START Data records
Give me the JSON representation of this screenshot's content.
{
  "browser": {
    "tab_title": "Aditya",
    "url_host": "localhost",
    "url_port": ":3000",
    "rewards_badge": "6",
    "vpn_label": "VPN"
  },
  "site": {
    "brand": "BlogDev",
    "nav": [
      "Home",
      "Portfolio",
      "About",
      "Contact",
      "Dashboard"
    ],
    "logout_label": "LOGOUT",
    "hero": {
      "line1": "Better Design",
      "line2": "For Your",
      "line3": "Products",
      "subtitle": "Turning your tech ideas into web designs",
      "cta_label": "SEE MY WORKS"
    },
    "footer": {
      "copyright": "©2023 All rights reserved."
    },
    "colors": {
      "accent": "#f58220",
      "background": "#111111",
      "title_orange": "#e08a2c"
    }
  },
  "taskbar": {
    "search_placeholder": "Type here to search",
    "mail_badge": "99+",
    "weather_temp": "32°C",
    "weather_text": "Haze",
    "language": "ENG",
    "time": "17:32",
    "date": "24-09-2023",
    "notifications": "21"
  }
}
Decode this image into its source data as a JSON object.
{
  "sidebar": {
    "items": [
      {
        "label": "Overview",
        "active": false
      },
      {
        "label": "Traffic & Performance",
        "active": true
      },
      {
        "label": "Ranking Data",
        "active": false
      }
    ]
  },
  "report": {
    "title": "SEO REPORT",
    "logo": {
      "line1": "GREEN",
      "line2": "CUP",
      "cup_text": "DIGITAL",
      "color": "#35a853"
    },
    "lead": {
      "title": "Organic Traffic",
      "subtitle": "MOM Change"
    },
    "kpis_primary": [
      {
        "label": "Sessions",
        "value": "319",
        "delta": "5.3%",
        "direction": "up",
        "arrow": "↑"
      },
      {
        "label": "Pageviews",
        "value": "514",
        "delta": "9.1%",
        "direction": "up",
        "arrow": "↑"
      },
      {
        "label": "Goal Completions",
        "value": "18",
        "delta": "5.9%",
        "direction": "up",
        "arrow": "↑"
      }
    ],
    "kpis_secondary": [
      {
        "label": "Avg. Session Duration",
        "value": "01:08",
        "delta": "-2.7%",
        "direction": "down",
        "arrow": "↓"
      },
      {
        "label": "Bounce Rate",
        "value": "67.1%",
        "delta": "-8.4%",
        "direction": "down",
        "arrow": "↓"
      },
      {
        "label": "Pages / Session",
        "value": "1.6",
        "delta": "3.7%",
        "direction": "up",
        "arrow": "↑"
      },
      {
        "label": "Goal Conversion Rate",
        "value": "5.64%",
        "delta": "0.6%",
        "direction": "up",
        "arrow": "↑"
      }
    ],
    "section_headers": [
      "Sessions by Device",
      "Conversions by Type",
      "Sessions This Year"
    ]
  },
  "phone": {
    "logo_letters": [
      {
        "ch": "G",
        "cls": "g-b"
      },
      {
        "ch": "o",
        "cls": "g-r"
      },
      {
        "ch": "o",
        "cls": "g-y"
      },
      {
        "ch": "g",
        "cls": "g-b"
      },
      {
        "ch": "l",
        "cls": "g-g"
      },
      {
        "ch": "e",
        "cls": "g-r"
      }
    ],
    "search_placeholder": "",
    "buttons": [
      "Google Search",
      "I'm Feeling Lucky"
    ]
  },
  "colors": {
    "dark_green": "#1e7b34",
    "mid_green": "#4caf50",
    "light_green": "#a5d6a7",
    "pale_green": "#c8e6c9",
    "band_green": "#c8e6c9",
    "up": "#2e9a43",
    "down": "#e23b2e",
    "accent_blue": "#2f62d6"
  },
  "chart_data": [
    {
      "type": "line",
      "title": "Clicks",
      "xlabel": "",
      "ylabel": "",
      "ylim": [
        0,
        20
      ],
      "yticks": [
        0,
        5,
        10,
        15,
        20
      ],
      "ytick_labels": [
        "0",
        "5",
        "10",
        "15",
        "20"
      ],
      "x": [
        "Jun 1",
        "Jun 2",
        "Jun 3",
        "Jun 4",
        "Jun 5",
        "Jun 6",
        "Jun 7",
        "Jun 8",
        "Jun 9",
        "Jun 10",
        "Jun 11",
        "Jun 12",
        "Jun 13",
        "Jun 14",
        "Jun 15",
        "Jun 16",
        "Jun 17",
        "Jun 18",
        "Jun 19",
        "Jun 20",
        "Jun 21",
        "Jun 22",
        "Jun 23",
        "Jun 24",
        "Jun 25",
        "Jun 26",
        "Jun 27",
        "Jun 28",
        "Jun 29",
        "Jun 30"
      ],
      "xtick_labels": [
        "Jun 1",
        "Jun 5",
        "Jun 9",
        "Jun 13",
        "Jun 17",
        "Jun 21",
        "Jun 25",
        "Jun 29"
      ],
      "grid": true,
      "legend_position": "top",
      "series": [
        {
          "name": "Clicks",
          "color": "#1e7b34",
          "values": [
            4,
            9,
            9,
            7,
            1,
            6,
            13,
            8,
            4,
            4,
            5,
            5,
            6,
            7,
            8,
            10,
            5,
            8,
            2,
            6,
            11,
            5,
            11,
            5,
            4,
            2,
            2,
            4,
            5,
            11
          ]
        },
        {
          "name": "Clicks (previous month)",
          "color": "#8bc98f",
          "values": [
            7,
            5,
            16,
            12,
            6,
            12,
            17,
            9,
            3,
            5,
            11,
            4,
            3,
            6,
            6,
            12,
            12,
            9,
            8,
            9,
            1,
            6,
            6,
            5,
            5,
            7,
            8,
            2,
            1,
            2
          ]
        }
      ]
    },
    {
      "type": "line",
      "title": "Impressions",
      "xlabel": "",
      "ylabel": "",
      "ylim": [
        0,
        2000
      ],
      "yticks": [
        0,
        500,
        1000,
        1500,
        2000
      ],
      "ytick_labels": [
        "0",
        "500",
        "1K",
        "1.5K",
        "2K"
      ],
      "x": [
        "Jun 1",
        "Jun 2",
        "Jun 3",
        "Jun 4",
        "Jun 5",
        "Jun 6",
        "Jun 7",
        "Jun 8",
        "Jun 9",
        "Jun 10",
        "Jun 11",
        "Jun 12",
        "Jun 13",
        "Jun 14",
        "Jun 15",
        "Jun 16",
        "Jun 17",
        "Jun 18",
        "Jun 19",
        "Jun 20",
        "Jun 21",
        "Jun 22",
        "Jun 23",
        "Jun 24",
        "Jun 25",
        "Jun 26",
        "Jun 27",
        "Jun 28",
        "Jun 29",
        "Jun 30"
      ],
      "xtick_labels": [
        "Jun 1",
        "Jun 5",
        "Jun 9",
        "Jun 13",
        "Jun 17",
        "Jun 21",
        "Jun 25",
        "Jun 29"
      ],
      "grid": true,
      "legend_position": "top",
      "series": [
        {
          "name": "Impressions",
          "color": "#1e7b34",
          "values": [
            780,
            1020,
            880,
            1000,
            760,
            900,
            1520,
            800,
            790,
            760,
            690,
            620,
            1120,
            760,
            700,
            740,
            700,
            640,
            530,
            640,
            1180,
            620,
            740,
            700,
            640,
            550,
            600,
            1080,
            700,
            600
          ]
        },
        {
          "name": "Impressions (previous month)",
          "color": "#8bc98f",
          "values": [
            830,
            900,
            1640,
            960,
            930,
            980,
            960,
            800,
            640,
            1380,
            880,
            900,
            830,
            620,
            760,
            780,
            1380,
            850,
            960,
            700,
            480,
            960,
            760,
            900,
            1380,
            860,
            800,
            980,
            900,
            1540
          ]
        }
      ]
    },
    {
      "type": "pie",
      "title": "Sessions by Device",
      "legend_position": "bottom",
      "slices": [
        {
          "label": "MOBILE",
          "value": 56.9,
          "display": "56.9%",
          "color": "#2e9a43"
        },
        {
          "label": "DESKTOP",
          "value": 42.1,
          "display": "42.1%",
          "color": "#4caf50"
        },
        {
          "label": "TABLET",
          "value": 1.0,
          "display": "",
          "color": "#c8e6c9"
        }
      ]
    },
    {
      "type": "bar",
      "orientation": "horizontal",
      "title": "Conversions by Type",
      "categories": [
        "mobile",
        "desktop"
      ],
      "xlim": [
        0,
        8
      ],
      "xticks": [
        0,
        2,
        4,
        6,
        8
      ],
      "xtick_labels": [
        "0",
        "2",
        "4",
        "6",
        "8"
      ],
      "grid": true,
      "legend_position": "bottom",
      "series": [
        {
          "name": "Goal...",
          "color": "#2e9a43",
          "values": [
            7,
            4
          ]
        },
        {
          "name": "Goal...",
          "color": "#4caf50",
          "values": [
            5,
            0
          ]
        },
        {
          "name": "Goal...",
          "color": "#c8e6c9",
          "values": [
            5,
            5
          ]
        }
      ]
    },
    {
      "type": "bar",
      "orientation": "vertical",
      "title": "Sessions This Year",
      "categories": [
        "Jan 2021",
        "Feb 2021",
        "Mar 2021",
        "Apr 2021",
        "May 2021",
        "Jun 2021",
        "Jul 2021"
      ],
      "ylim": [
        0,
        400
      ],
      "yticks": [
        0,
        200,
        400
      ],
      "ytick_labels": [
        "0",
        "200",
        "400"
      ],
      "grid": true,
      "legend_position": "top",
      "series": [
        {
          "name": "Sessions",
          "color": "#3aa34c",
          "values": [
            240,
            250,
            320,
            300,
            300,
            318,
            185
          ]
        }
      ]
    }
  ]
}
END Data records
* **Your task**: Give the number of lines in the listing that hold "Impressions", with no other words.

* **Written response**: 3